PROMPT: Your task is to copy every line below that contains the word "alguien".

DATA:

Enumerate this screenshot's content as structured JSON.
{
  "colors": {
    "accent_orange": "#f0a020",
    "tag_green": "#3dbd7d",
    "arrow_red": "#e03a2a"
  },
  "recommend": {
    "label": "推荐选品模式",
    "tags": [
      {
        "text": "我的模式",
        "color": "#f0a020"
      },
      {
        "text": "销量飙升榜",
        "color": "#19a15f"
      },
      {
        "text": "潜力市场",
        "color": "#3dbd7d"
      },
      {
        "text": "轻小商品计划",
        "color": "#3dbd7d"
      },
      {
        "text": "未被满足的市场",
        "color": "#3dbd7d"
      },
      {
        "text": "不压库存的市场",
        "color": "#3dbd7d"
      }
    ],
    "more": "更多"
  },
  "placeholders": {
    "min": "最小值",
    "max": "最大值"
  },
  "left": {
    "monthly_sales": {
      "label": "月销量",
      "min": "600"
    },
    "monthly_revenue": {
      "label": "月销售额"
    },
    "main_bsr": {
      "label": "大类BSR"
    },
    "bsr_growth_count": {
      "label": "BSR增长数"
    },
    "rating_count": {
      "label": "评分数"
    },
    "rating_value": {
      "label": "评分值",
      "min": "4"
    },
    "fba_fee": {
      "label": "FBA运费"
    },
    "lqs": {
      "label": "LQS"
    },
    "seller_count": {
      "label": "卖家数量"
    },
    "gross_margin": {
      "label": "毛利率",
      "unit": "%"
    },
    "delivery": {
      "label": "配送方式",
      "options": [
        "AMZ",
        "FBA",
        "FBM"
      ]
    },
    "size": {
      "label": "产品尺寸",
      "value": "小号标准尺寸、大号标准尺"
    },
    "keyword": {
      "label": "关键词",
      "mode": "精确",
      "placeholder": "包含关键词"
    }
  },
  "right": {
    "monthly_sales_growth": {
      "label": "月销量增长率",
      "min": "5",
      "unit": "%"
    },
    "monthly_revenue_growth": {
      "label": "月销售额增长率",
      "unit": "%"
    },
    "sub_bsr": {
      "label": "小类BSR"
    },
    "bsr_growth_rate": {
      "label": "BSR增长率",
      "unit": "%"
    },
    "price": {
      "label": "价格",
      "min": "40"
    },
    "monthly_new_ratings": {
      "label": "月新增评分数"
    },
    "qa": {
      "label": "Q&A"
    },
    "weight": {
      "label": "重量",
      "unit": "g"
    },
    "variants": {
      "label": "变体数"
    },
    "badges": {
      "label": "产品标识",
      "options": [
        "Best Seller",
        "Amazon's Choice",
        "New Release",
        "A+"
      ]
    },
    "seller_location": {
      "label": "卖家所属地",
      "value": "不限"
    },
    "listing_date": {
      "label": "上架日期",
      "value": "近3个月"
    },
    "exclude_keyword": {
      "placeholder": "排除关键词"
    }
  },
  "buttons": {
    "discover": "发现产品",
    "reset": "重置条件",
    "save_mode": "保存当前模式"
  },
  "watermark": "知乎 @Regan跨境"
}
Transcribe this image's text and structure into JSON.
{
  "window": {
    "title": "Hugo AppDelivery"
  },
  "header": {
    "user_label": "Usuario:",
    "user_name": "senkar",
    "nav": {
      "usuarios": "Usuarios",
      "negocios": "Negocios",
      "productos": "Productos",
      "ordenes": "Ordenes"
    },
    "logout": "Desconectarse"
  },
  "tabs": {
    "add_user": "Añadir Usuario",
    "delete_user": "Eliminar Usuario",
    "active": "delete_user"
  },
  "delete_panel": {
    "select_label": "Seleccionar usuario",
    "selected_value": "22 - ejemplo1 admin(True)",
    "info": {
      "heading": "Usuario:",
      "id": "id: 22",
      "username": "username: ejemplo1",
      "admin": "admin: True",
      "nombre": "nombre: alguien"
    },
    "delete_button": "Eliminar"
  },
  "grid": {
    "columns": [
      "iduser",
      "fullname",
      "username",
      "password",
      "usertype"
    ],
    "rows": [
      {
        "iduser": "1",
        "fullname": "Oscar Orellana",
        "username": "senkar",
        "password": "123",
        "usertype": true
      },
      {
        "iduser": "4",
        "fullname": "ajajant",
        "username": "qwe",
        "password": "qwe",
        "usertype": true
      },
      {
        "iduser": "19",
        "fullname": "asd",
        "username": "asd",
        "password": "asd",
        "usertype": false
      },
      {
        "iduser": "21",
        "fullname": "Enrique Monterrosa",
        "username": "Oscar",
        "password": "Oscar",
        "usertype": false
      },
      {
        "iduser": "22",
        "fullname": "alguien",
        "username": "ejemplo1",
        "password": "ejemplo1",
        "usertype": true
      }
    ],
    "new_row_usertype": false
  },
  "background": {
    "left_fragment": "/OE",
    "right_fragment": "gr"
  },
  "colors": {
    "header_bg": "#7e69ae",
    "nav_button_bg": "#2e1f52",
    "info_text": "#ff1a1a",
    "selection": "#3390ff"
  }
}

SOLUTION TO THIS TASK:
      "nombre": "nombre: alguien"
        "fullname": "alguien",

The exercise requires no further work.